Human rights campaigner Hayley Willingale reflects on useful learning from SMK’s Resilient Campaigner workshop.
Recent times have been tough for campaigners. Years’ worth of confrontational politics, deepening crises and closing civic space have inevitably taken their toll. Working from a place of hope, in service of an ideal or a vision of a better society, can feel not just fanciful but utterly overwhelming at times.
As Mariam Kemple Hardy pointed out in her recent blog, this is no time to be complacent. Assuming we may see a change of government in the not-too-distant future, campaigners will find themselves having to dig even deeper into their reserves as they readjust their entire strategies to a new context. A moment like this brings to mind Audre Lorde’s immortal words, “Caring for myself is not self-indulgence, it is self-preservation, and that is an act of political warfare”.
So, my attendance at SMK’s workshop, ‘The Resilient Campaigner’, couldn’t have been timelier. On a recent Tuesday morning, a group of us came together to consider ways in which we can continue the campaigning work that we love from a more sustainable place. Facilitated by the wise and lovely people at Bird, who provide resilience coaching for non-profit organisations, we quickly discovered a range of common challenges.
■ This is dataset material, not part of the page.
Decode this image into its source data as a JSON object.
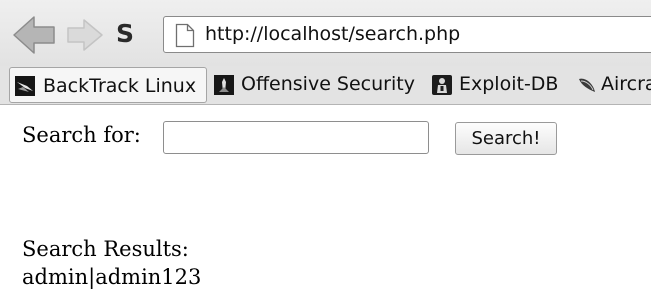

From the daunting feeling of a never-ending ‘to do’ list (let’s face it, you’re rarely ‘done’ in our field), the pressure of expectations and not wanting to let anyone down (especially those whom your work is in service of) and the excruciatingly slow pace of change (even in those areas where government may seem to be listening). Interestingly, our personal experiences chimed with the findings of SMK’s own recent annual campaigner survey, in which nearly two=thirds of respondents said things have got worse for campaigning over the last year.
Despite all this, the workshop was the kind of deeply replenishing experience that I find often comes from sharing space with like-minded, thoughtful folk. Despite our diverse backgrounds and experiences, people were quick to share and actively listened, in a genuine spirit of non-judgment and confidentiality. Being taught strategies for proactively managing stress reminded us that it’s OK to show yourself the same compassion you show others, that your values can act as crucial signposts for navigating through hard times and that sometimes finding a fresh perspective can be all you need to feel differently about a problem.
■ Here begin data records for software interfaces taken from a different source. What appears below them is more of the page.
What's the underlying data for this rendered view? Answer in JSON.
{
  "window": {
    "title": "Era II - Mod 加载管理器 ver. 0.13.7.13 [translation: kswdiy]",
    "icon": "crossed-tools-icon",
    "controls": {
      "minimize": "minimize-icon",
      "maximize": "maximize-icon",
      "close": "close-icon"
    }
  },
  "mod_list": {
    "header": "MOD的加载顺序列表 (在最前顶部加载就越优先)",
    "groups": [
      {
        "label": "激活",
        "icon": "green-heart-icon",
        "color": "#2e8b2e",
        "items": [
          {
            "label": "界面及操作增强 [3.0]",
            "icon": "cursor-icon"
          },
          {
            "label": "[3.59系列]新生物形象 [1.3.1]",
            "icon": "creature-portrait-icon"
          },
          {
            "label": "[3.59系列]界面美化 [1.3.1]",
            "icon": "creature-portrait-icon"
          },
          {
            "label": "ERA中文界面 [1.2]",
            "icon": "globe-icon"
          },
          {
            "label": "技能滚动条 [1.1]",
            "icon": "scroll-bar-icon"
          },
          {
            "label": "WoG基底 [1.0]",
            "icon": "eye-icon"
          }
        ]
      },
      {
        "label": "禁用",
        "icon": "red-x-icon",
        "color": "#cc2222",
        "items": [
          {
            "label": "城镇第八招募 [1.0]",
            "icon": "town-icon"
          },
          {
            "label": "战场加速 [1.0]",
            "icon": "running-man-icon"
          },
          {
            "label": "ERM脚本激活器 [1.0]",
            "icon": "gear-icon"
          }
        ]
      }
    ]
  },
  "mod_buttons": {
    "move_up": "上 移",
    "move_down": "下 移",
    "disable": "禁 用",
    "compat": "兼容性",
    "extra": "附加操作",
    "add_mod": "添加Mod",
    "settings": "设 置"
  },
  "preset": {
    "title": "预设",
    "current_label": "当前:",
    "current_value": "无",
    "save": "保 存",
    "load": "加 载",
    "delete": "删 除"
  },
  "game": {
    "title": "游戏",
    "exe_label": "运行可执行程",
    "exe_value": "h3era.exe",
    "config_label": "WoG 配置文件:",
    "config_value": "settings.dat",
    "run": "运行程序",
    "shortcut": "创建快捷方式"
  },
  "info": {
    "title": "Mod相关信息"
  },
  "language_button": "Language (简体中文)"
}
Not only that, we talked about how prioritising your own self care can demonstrate a powerful example of leadership that gives permission to others to do the same. With enough room to grow this ripple effect could yet transform into a mighty wave of change amongst campaigners, and through them, much further beyond.